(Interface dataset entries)
________________

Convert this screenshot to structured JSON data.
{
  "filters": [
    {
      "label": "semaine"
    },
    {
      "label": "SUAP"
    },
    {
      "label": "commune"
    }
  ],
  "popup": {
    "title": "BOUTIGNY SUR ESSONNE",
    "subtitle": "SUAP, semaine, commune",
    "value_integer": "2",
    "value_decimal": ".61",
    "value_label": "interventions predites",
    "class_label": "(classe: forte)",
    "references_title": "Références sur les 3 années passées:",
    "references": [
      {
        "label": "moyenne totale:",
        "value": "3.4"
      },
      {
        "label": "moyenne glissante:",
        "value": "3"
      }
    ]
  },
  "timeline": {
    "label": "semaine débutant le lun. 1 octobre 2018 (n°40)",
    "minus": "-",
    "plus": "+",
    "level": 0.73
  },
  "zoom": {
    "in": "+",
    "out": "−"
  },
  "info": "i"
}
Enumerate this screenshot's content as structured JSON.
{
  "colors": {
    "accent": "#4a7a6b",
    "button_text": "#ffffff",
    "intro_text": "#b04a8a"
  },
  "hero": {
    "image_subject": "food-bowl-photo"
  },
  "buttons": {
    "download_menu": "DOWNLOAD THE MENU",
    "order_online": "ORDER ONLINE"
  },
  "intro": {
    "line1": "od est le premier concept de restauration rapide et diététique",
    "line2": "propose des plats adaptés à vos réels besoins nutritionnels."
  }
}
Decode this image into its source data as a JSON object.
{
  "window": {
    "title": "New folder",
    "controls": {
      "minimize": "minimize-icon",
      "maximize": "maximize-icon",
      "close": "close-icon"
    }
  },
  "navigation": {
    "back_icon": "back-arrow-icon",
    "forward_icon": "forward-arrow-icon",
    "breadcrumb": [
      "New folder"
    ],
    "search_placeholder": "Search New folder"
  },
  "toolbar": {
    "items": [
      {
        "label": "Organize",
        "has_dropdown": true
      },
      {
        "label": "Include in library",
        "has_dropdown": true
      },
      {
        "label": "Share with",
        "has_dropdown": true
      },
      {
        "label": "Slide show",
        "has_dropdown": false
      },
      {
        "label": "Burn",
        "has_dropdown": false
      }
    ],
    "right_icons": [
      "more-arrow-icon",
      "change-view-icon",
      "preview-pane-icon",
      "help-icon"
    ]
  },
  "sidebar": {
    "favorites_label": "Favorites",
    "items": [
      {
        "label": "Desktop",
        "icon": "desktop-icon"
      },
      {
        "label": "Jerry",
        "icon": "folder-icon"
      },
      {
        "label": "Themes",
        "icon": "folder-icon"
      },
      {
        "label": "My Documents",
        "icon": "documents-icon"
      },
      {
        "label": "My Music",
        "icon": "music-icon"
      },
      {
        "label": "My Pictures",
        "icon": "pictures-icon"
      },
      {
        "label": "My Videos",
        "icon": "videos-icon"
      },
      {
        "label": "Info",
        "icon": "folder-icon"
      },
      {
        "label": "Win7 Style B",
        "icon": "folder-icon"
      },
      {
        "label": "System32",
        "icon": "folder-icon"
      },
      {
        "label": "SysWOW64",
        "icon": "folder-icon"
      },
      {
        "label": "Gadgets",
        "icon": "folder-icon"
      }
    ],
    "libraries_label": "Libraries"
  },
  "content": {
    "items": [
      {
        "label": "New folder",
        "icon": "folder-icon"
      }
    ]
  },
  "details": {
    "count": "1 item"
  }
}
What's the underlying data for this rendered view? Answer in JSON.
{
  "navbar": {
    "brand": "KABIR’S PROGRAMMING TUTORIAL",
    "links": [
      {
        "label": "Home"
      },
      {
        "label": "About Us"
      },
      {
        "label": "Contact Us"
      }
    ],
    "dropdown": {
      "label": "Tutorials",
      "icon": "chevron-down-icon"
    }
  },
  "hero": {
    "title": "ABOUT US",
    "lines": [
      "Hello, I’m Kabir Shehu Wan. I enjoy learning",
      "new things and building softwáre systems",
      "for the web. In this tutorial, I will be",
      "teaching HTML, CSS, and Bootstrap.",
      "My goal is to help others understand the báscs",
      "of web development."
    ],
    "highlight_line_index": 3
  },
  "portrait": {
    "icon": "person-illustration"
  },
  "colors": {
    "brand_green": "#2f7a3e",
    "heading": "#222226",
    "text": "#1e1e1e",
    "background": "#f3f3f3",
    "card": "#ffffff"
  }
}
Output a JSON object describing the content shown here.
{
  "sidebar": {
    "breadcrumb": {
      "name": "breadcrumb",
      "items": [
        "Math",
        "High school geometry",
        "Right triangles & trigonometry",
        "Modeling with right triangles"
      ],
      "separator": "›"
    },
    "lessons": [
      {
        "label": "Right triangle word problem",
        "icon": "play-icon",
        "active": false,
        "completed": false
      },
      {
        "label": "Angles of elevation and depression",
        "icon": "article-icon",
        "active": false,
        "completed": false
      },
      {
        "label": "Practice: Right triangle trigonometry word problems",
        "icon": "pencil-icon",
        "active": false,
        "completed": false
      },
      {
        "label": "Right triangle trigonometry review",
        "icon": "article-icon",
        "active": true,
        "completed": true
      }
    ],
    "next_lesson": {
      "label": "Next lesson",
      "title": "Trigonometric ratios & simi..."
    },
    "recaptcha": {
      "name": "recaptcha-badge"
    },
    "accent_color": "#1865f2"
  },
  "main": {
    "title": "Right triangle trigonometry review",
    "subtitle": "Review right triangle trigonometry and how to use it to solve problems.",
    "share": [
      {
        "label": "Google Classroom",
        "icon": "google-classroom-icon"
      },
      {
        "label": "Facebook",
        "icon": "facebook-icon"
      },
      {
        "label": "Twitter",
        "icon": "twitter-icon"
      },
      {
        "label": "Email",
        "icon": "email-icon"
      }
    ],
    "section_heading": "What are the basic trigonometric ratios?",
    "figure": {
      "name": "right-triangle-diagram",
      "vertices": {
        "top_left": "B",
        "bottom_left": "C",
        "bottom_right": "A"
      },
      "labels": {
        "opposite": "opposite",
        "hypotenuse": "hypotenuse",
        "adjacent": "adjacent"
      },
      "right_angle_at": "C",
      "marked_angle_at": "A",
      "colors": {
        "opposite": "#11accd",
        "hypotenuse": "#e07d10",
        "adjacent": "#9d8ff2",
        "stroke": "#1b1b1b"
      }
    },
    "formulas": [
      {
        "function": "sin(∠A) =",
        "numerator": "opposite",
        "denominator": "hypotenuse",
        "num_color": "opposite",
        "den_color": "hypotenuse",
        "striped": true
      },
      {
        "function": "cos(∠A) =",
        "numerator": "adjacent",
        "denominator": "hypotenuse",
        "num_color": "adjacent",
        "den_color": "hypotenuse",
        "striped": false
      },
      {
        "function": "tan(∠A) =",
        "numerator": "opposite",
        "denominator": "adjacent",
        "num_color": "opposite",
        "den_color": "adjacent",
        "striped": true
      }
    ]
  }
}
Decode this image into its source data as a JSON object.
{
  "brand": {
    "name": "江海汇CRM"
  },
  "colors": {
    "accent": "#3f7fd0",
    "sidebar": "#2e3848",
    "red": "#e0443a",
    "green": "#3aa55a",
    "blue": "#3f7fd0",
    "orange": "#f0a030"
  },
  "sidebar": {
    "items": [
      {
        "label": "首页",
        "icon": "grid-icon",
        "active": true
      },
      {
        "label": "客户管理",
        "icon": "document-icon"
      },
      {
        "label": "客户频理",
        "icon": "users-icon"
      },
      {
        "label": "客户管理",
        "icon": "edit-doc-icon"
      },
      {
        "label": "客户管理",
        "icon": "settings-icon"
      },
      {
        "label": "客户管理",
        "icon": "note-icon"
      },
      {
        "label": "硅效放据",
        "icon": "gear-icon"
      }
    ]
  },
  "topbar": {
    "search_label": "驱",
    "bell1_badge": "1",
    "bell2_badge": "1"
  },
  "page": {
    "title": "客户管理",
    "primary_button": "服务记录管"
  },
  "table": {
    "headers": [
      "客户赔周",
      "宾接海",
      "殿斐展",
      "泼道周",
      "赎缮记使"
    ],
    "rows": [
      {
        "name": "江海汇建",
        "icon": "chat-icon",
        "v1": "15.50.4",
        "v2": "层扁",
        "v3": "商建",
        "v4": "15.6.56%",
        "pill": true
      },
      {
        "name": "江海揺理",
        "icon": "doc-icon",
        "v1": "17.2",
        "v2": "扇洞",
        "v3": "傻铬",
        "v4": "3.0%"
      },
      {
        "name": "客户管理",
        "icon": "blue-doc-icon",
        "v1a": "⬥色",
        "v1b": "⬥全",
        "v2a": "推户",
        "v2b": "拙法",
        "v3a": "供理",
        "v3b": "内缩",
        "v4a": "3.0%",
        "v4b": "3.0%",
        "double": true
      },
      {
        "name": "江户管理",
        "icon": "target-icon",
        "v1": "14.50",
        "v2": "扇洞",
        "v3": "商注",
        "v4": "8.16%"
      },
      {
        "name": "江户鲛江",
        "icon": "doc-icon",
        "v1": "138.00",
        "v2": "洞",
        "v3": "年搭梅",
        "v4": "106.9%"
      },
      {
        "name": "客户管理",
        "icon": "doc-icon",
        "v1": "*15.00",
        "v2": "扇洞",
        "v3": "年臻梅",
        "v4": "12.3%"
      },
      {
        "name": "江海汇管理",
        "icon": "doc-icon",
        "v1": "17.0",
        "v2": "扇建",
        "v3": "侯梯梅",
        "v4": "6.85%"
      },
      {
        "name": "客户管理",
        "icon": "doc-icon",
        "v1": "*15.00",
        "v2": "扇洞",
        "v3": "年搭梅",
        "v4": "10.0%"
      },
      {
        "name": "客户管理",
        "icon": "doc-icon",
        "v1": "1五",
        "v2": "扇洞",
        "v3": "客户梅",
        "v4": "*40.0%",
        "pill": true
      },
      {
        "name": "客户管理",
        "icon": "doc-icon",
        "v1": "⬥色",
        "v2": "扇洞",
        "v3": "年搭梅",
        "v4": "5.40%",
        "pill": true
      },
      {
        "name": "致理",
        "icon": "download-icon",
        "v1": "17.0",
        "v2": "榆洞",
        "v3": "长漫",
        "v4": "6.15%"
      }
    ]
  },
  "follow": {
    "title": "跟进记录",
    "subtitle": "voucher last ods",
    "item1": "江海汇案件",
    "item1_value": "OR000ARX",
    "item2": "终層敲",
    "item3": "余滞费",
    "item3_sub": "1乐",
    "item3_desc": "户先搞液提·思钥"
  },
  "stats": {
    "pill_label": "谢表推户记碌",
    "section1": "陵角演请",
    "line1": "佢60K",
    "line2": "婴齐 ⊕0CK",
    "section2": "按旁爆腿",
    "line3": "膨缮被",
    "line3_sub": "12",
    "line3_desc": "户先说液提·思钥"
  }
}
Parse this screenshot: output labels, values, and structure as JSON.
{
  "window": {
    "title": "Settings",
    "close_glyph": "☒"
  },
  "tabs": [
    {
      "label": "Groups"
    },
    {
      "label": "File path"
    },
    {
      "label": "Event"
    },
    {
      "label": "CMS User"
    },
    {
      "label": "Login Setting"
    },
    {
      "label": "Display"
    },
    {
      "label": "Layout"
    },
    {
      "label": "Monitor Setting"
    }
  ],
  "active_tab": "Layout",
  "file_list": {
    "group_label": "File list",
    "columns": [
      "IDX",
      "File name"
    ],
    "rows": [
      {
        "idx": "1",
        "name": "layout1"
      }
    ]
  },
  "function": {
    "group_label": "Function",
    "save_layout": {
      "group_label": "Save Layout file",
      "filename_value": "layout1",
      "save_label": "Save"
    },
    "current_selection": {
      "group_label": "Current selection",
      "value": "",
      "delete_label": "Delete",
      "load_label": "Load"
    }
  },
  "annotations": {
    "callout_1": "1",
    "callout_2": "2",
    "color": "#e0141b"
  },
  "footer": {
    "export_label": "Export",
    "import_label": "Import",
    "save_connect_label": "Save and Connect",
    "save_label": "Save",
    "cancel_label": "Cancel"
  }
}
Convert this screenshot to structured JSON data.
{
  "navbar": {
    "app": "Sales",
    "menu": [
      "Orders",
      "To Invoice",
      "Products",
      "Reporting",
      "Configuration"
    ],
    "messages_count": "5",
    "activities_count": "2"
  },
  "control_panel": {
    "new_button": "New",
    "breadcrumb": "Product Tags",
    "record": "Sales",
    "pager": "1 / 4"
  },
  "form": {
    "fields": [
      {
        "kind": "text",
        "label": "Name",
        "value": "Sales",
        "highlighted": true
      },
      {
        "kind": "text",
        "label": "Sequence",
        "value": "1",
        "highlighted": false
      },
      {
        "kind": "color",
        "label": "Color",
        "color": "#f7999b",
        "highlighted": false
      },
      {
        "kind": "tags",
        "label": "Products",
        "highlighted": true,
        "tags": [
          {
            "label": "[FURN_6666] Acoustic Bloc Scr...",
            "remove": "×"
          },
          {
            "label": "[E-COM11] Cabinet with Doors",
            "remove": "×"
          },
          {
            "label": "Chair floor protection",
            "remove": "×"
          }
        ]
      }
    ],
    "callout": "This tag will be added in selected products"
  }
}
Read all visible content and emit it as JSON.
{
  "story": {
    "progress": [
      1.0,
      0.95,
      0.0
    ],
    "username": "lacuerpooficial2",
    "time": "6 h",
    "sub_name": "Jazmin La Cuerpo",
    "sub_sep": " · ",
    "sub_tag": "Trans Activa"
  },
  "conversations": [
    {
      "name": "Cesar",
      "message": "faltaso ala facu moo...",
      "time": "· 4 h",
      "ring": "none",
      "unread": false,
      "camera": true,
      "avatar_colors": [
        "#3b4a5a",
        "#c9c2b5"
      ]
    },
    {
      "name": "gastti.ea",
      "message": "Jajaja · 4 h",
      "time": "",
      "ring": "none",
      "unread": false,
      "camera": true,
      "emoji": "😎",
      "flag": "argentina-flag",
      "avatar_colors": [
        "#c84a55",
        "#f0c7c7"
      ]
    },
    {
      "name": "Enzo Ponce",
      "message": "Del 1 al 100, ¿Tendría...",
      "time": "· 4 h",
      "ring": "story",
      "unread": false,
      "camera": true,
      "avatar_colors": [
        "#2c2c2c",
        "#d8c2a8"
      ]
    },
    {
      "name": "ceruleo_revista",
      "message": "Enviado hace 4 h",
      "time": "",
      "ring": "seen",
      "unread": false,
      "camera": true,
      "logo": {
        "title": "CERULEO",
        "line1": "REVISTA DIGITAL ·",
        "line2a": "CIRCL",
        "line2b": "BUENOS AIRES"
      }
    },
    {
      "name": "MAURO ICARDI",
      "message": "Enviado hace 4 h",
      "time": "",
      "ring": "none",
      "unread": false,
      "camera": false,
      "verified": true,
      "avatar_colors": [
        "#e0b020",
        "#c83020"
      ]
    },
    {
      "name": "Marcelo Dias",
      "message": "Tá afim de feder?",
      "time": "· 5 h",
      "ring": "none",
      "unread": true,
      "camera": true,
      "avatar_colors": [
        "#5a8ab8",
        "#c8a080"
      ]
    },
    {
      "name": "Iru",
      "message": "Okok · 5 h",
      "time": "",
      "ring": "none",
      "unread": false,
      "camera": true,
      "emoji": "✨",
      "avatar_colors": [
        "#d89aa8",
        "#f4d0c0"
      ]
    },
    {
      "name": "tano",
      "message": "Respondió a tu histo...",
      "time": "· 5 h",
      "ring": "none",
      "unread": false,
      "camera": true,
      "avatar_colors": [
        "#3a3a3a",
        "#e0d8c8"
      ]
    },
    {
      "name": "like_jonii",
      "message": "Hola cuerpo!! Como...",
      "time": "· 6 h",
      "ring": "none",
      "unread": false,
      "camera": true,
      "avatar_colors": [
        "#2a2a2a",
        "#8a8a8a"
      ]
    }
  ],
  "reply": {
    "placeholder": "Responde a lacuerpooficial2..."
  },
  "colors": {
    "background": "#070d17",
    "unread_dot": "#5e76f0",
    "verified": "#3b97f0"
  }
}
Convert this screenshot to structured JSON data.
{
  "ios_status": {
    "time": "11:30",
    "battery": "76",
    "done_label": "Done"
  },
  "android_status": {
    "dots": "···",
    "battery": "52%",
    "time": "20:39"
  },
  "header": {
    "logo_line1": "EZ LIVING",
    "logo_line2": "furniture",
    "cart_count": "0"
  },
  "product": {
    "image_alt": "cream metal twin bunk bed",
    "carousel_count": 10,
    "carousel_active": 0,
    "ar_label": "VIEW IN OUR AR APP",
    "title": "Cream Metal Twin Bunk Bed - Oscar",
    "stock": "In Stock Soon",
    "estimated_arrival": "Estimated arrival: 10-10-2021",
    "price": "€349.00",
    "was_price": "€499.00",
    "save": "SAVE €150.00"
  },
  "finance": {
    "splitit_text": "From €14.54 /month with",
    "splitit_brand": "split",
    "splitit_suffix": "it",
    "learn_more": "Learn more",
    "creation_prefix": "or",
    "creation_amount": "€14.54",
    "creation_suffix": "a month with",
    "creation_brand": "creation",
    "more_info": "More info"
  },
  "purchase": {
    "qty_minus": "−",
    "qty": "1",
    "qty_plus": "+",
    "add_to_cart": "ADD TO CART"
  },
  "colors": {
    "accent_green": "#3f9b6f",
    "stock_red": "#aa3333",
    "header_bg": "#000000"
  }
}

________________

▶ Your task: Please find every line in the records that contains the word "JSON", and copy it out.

▶ Solution to this task:
Convert this screenshot to structured JSON data.
Enumerate this screenshot's content as structured JSON.
Decode this image into its source data as a JSON object.
What's the underlying data for this rendered view? Answer in JSON.
Output a JSON object describing the content shown here.
Decode this image into its source data as a JSON object.
Parse this screenshot: output labels, values, and structure as JSON.
Convert this screenshot to structured JSON data.
Read all visible content and emit it as JSON.
Convert this screenshot to structured JSON data.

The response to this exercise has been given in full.